Well, actually, I take that back. There are a few more questions that could be asked, but, unfortunately for McCain, they would address positive effects of repeal. The fiscal cost of DADT is vaguely dismissed as a $20M annual discount on the estimated cost of implementing new benefits ($40M - $50M), which, when multiplied by 17 years of DADT only produces an overall past cost of $350M. This is less than the $369M estimated by a Blue Ribbon Commission from 3 years ago reviewing a previous GAO estimate of about $170+M, which in and of itself has been revealed to be an extremely conservative estimate. The troop survey questions shied away from asking about possible benefits of repeal - increased cohesion, trust, interaction, retention - and more looked at possible risks to repeal. Focus groups and IEF's did not attempt to get a wide sample and instead relied on volunteers and command recommendations, meaning loud opinions on benefits of repeal were stymied in these groups.
What the Study Really Is
Which brings us to what the study actually is. Though this overall can function as a nuclear blast as to why we should repeal DADT, in reality the study is treated as a risk assessment. The panels assembling and processing the data derived via exhaustive research followed the same industry standard risk assessment model used in areas unrelated to DADT. How this helps is that bias cannot be claimed by anyone who has actually read the study with academic intent. However, in practice the study will be used to cushion already existing talking points, with the remainder being conveniently ignored.
As a result, McCain, Graham, and others now have a source to point out and say, "Look! This says the Marines and Combat arms cannot handle this! Privacy issues are the chief concern! Therefore, we can't do this in times of war, and we need separate barracks!" Every single one of these points are addressed in excruciating detail in the study, but that won't matter to them. And you can be sure many of our allies will not have read the study thoroughly enough to counteract that rhetoric as effectively as they should. Particularly when we have Senate hearings on the topic tomorrow.

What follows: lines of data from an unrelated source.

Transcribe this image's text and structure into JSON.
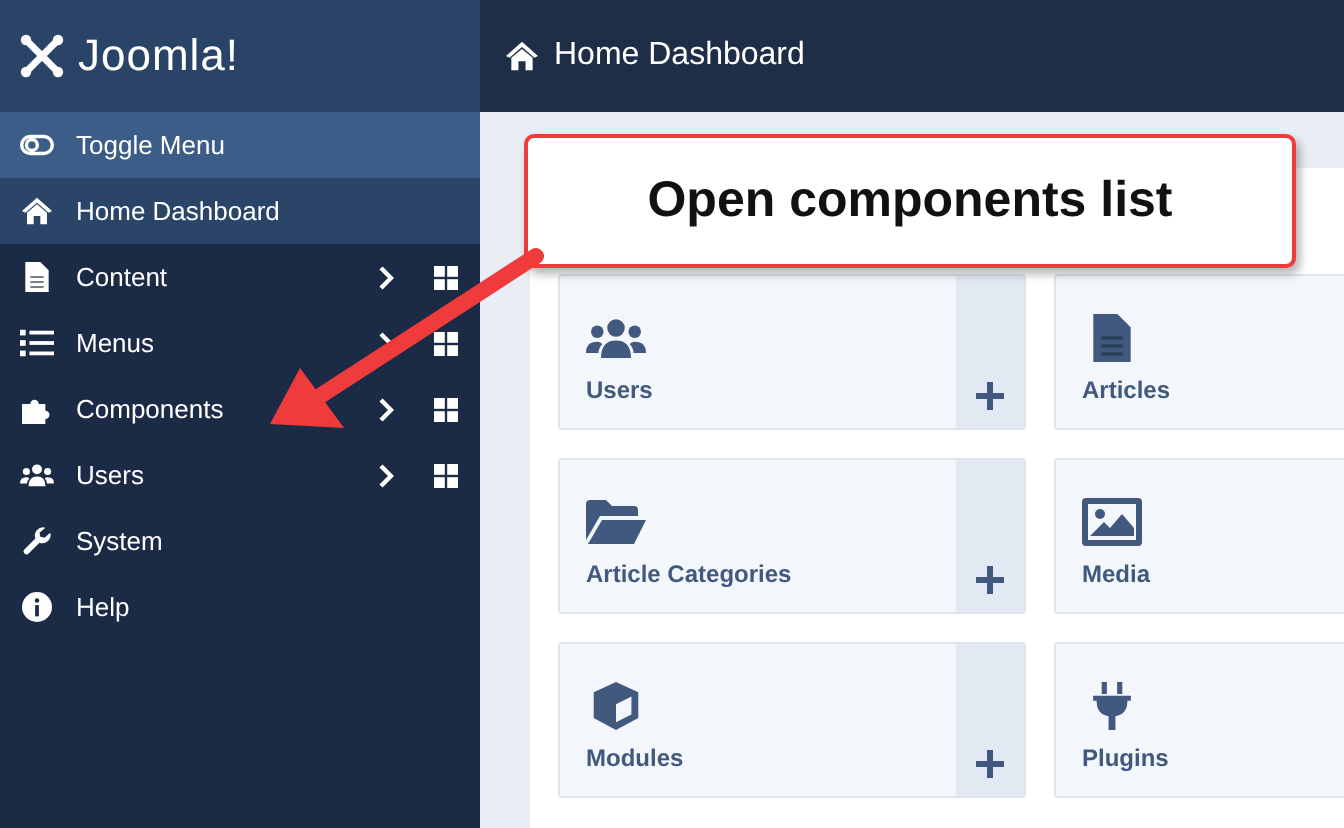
{
  "logo": {
    "text": "Joomla!"
  },
  "sidebar": {
    "items": [
      {
        "label": "Toggle Menu",
        "kind": "toggle",
        "selected": false,
        "submenu": false
      },
      {
        "label": "Home Dashboard",
        "kind": "link",
        "selected": true,
        "submenu": false
      },
      {
        "label": "Content",
        "kind": "link",
        "selected": false,
        "submenu": true
      },
      {
        "label": "Menus",
        "kind": "link",
        "selected": false,
        "submenu": true
      },
      {
        "label": "Components",
        "kind": "link",
        "selected": false,
        "submenu": true
      },
      {
        "label": "Users",
        "kind": "link",
        "selected": false,
        "submenu": true
      },
      {
        "label": "System",
        "kind": "link",
        "selected": false,
        "submenu": false
      },
      {
        "label": "Help",
        "kind": "link",
        "selected": false,
        "submenu": false
      }
    ]
  },
  "header": {
    "title": "Home Dashboard"
  },
  "cards": [
    {
      "label": "Users",
      "add_button": true
    },
    {
      "label": "Articles"
    },
    {
      "label": "Article Categories",
      "add_button": true
    },
    {
      "label": "Media"
    },
    {
      "label": "Modules",
      "add_button": true
    },
    {
      "label": "Plugins"
    }
  ],
  "callout": {
    "text": "Open components list"
  }
}
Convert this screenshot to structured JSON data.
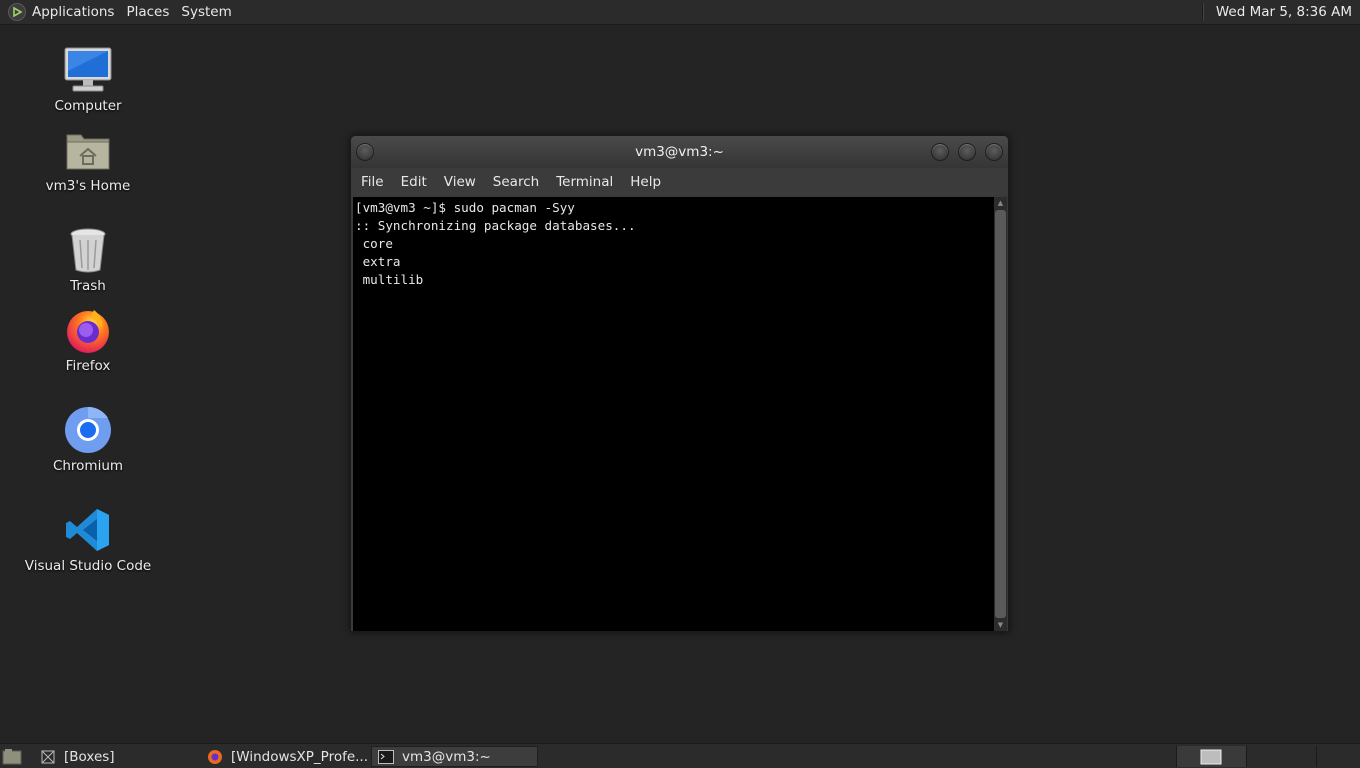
{
  "top_panel": {
    "menus": [
      "Applications",
      "Places",
      "System"
    ],
    "clock": "Wed Mar  5,  8:36 AM"
  },
  "desktop": {
    "icons": [
      {
        "label": "Computer",
        "icon": "computer-icon"
      },
      {
        "label": "vm3's Home",
        "icon": "home-folder-icon"
      },
      {
        "label": "Trash",
        "icon": "trash-icon"
      },
      {
        "label": "Firefox",
        "icon": "firefox-icon"
      },
      {
        "label": "Chromium",
        "icon": "chromium-icon"
      },
      {
        "label": "Visual Studio Code",
        "icon": "vscode-icon"
      }
    ]
  },
  "terminal": {
    "title": "vm3@vm3:~",
    "menu": [
      "File",
      "Edit",
      "View",
      "Search",
      "Terminal",
      "Help"
    ],
    "lines": [
      "[vm3@vm3 ~]$ sudo pacman -Syy",
      ":: Synchronizing package databases...",
      " core",
      " extra",
      " multilib"
    ]
  },
  "taskbar": {
    "tasks": [
      {
        "label": "[Boxes]",
        "icon": "boxes-icon"
      },
      {
        "label": "[WindowsXP_Profe...",
        "icon": "firefox-icon"
      },
      {
        "label": "vm3@vm3:~",
        "icon": "terminal-icon",
        "active": true
      }
    ]
  },
  "colors": {
    "desktop_bg": "#242424",
    "panel_bg": "#2b2b2b",
    "terminal_bg": "#000000",
    "terminal_fg": "#e8e8e8"
  }
}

Overwhelmingly, the study is fantastic. It provides an incredibly effective argument as to why we should repeal DADT and demonstrates that this is definitely something the Pentagon can handle. The timing and current political climate, however, will inevitably warp a well-intentioned risk assessment into fodder for the opposition to use, and I am not convinced our allies will use the study as effectively in response as they should. I hope I'm wrong.
Alright, you can rest your eyes till this afternoon. Part 2 coming shortly. Get ready.